A border dispute continues between Armenia and Azerbaijan, French hospitals delay scheduled operations to free space for COVID-19 patients, North Korea accuses South Korea of crossing the sea boundary, thousands of protestors call for the Israeli prime minister's resignation and Secretary of State Mike Pompeo is set to discuss Mediterranean tensions.
Armenia, Azerbaijan keep up deadly fight for disputed region
Armenia and Azerbaijani forces kept fighting Monday over the disputed separatist region of Nagorno-Karabakh after hostilities broke out the day before, with both sides blaming each other for resuming the deadly attacks that reportedly also wounded scores of people. According to Nagorno-Karabakh officials, 31 servicemen have been killed so far. On Sunday, the territory’s defense ministry also reported two civilian deaths — a woman and her grandson. Some 200 people have been wounded in the fighting, the Armenian Defense Ministry said Monday, while Azerbaijani authorities said 26 civilians have been wounded on their side.
French hospitals delay operations to cope with COVID surge

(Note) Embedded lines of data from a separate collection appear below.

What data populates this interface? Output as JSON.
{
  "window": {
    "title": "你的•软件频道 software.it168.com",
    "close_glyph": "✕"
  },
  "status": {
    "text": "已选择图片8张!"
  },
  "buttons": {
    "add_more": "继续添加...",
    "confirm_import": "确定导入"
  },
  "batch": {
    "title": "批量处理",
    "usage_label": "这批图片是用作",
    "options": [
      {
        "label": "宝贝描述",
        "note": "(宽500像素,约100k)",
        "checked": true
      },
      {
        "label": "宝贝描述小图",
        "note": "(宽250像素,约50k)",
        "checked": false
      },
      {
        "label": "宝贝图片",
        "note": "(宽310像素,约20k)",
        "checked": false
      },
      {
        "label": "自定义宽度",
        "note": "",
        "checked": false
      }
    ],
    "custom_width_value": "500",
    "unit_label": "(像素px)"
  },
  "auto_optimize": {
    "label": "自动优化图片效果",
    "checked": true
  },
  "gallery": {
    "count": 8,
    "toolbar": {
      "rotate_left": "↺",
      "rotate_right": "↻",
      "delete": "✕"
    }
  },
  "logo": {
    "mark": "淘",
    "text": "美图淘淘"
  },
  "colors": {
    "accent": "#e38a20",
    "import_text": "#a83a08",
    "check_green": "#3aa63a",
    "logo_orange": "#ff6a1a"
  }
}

Hospitals in the Paris and Marseille regions are delaying some scheduled operations to free up space for COVID-19 patients as the French government tries to stem a rising tide of coronavirus infections, the health minister said Sunday. As restaurants and bars in Marseille prepared to shut down Sunday night for a week as part of scattered new French virus restrictions, Health Minister Olivier Veran insisted that the country plans no new lockdowns. Veran urged the French to make an effort to slow the spread of the virus, after health authorities reported 14,000 new infections Saturday amid a mass testing effort.
North Korea accuses South of intrusion to find dead official
North Korea accused South Korea of sending ships across the disputed sea boundary to find the body of a South Korean official recently killed by North Korean troops, warning Sunday the intrusion could escalate tensions. South Korea denied the accusation. Along with its denial, South Korea proposed a joint investigation to resolve discrepancies in each country’s account of the South Korean official’s death last week. Officials in Seoul have said the 47-year-old was likely attempting to defect before North Korean troops aboard a boat fatally shot him and burned his body.
Thousands of Israelis protest in Jerusalem, despite lockdown
Thousands of Israelis gathered outside the official residence of Prime Minister Benjamin Netanyahu on Saturday night to demand his resignation, pressing ahead with weeks of protests against the embattled Israeli leader despite a strict new lockdown order. With Israel facing one of the world’s worst coronavirus outbreaks, the tough lockdown rules went into effect Friday, closing many businesses, banning large gatherings and ordering people to stay close to home. But Israel’s Knesset, or parliament, was unable to agree on proposed legislation that would ban the right to protest.
Pompeo speaks with NATO chief about Mediterranean tensions
U.S. Secretary of State Mike Pompeo, who is due to arrive in Greece on an official visit early Monday, has had a conversation on tensions in the eastern Mediterranean with NATO Secretary-General Jens Stoltenberg. According to State Department background briefings, Pompeo will meet with Greek Prime Minister Kyriakos Mitsotakis and Foreign Minister Nikos Dendias to renew the two countries’ shared commitment to advance security, peace, and prosperity in the eastern Mediterranean and celebrate the strongest U.S.-Greek relationship in decades.